* Work task
Filter the entries and keep only the lines where the string "your" appears.

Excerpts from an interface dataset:

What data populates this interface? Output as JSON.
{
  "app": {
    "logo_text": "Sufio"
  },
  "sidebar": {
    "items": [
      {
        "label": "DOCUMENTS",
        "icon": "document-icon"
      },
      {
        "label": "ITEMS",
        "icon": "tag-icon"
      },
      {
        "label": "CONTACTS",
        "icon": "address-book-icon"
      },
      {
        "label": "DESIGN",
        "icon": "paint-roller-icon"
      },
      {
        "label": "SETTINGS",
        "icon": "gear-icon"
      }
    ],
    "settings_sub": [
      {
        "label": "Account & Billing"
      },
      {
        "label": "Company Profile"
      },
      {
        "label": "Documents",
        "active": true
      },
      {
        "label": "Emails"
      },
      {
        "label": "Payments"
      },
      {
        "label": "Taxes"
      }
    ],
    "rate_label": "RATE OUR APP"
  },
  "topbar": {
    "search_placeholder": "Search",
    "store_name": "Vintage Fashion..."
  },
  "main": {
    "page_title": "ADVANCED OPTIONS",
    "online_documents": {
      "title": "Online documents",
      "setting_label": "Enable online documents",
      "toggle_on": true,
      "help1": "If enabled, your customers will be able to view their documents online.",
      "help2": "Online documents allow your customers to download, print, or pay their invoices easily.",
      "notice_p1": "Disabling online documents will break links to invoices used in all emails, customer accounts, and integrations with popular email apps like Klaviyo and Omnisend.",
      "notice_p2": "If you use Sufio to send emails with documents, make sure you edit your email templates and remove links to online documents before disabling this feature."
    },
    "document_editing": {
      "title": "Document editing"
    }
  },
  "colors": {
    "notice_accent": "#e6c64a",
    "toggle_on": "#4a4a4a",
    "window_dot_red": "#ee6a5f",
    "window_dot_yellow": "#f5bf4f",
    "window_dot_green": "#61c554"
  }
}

* Written answer
      "help1": "If enabled, your customers will be able to view their documents online.",
      "help2": "Online documents allow your customers to download, print, or pay their invoices easily.",
      "notice_p2": "If you use Sufio to send emails with documents, make sure you edit your email templates and remove links to online documents before disabling this feature."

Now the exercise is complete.